Uwe Seeler celebrated his 80th birthday on Saturday. Asked by a reporter what he wished for, Seeler said good health, but his hopes for a draw for former club Hamburg against Dortmund were denied.
Even at the age of 80, Uwe Seeler remains one of Germany's most beloved sports figures, as much for his humble personality as his feats on the soccer field.
Seeler, who was born in Hamburg and has lived there all of his life, also spent his entire career with just one football club (barring one game for Ireland's Cork Celtic!).
Having joined SV Hamburg's youth program, Seeler graduated to the first team in 1953. After almost a decade playing for Hamburg in what was then the top flight, the Oberliga-Nord, he moved with Hamburg to the newly formed Bundesliga in 1963, scoring 30 goals to become the new national league's first top scorer. By the end of his Hamburg career in 1972, he had scored 404 goals in 476 league games.
Seeler won many awards during his career, including being named West Germany's player of the year in 1960, 1964 and 1979. However, Hamburg only managed to win two titles with him in the lineup; the German championship in 1960, and the German Cup in 1963.
It wasn't due to a lack of offers that Seeler remained true to his hometown club. In 1961, Inter Milan reportedly bid more than a million deutschmarks, one of the highest transfer fees offered at the time, in an effort to lure him from the Elbe to northern Italy. Obviously, Seeler elected to stay put.
Seeler also had a long career with the West German national team, competing in four World Cups between 1958 and 1970. One of the best-remembered images is of him walking off the Wembley pitch with head bowed in defeat after England beat West Germany after a disputed goal in the 1966 final.
What was arguably his most famous goal came against England four years later, when he used the back of his head to score West Germany's second goal, the equalizer, which put their quarterfinal match into extra time. England goalkeeper Peter Bonetti, who was called into action at short notice after Gordon Banks had taken ill, appeared completely surprised by the header, which just looped down under the bar. West Germany went on to win the match 3-2 in extra time.
After his playing career was over, Seeler worked as a representative for sporting goods manufacturer Adidas and for a short time, owned his own line of sporting attire, as well as owning and operating a filling station. For three years, from 1995 to 1998, he also served as president of his beloved Hamburg.
However he stepped down to take responsibility for a financial scandal surrounding the club, which by all accounts was not of his making.
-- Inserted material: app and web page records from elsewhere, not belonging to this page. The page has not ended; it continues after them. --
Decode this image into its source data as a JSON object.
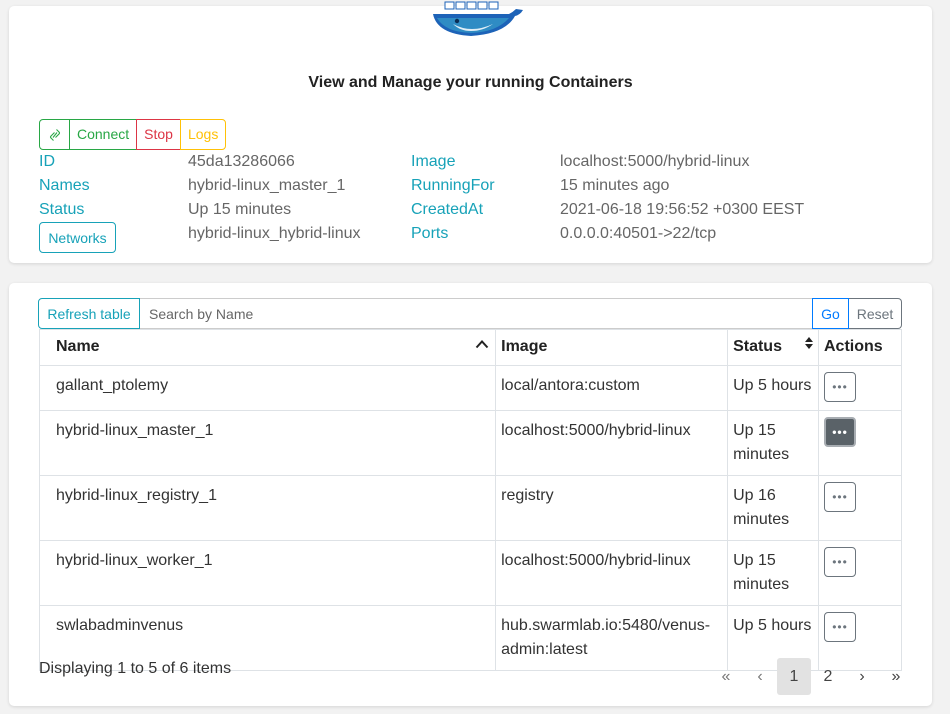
{
  "header": {
    "title": "View and Manage your running Containers",
    "logo_icon": "docker-whale-icon"
  },
  "container_actions": {
    "link_icon": "link-icon",
    "connect_label": "Connect",
    "stop_label": "Stop",
    "logs_label": "Logs"
  },
  "details": {
    "id_label": "ID",
    "id_value": "45da13286066",
    "names_label": "Names",
    "names_value": "hybrid-linux_master_1",
    "status_label": "Status",
    "status_value": "Up 15 minutes",
    "networks_label": "Networks",
    "networks_value": "hybrid-linux_hybrid-linux",
    "image_label": "Image",
    "image_value": "localhost:5000/hybrid-linux",
    "runningfor_label": "RunningFor",
    "runningfor_value": "15 minutes ago",
    "createdat_label": "CreatedAt",
    "createdat_value": "2021-06-18 19:56:52 +0300 EEST",
    "ports_label": "Ports",
    "ports_value": "0.0.0.0:40501->22/tcp"
  },
  "toolbar": {
    "refresh_label": "Refresh table",
    "search_placeholder": "Search by Name",
    "go_label": "Go",
    "reset_label": "Reset"
  },
  "table": {
    "headers": {
      "name": "Name",
      "image": "Image",
      "status": "Status",
      "actions": "Actions"
    },
    "rows": [
      {
        "name": "gallant_ptolemy",
        "image": "local/antora:custom",
        "status": "Up 5 hours"
      },
      {
        "name": "hybrid-linux_master_1",
        "image": "localhost:5000/hybrid-linux",
        "status": "Up 15 minutes"
      },
      {
        "name": "hybrid-linux_registry_1",
        "image": "registry",
        "status": "Up 16 minutes"
      },
      {
        "name": "hybrid-linux_worker_1",
        "image": "localhost:5000/hybrid-linux",
        "status": "Up 15 minutes"
      },
      {
        "name": "swlabadminvenus",
        "image": "hub.swarmlab.io:5480/venus-admin:latest",
        "status": "Up 5 hours"
      }
    ],
    "actions_glyph": "•••"
  },
  "footer": {
    "summary": "Displaying 1 to 5 of 6 items"
  },
  "pagination": {
    "first": "«",
    "prev": "‹",
    "pages": [
      "1",
      "2"
    ],
    "next": "›",
    "last": "»",
    "current": "1"
  },
  "colors": {
    "info": "#17a2b8",
    "success": "#28a745",
    "danger": "#dc3545",
    "warning": "#ffc107",
    "primary": "#007bff",
    "secondary": "#6c757d"
  }
}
Through it all, the son of a laborer at Hamburg's port, who has been married to his wife Ilka for 57 years, has kept his feet planted firmly on the ground.
"We are completely normal and that is wonderful," he once said, rejecting any allures of stardom, despite his fame.